[Data extracted from a collection]
----------------------------------------
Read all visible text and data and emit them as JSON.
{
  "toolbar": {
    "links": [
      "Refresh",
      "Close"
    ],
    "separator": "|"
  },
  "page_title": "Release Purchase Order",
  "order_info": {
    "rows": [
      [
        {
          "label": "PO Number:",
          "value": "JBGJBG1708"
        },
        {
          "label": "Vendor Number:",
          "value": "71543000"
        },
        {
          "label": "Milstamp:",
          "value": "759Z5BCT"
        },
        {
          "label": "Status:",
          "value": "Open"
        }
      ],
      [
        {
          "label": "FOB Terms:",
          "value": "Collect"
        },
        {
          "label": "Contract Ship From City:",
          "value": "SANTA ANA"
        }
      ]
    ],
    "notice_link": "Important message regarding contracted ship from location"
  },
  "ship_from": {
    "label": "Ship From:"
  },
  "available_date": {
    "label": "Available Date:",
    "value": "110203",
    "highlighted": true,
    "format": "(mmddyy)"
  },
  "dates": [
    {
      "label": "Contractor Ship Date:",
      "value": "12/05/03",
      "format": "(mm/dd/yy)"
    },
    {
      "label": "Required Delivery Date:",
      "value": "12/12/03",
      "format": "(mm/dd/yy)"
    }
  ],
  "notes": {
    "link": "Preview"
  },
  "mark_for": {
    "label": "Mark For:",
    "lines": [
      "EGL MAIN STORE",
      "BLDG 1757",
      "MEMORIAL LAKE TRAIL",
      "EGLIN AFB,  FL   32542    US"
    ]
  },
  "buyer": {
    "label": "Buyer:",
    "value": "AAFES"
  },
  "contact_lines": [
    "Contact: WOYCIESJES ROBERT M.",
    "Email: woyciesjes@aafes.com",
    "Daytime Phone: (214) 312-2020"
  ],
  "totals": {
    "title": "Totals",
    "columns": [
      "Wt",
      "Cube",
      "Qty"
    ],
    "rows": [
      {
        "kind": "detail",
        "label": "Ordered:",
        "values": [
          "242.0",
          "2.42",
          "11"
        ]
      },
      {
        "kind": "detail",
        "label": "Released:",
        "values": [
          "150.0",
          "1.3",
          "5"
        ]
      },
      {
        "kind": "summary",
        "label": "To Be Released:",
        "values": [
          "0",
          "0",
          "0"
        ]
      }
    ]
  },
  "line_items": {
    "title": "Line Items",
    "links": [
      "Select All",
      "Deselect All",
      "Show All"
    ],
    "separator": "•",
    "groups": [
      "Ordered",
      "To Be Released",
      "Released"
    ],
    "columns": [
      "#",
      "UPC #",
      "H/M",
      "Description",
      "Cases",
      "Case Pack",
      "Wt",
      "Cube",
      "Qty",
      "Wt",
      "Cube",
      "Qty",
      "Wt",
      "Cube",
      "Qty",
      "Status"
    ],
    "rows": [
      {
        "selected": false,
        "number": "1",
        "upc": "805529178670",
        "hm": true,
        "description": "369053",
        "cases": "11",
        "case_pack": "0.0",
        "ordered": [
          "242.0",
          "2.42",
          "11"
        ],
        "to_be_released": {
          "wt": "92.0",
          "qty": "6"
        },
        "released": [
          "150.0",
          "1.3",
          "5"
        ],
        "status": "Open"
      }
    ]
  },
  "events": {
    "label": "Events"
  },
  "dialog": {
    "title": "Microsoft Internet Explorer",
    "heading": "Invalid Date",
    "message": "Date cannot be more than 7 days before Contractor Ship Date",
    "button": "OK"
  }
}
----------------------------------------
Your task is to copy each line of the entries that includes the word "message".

    "notice_link": "Important message regarding contracted ship from location"
    "message": "Date cannot be more than 7 days before Contractor Ship Date",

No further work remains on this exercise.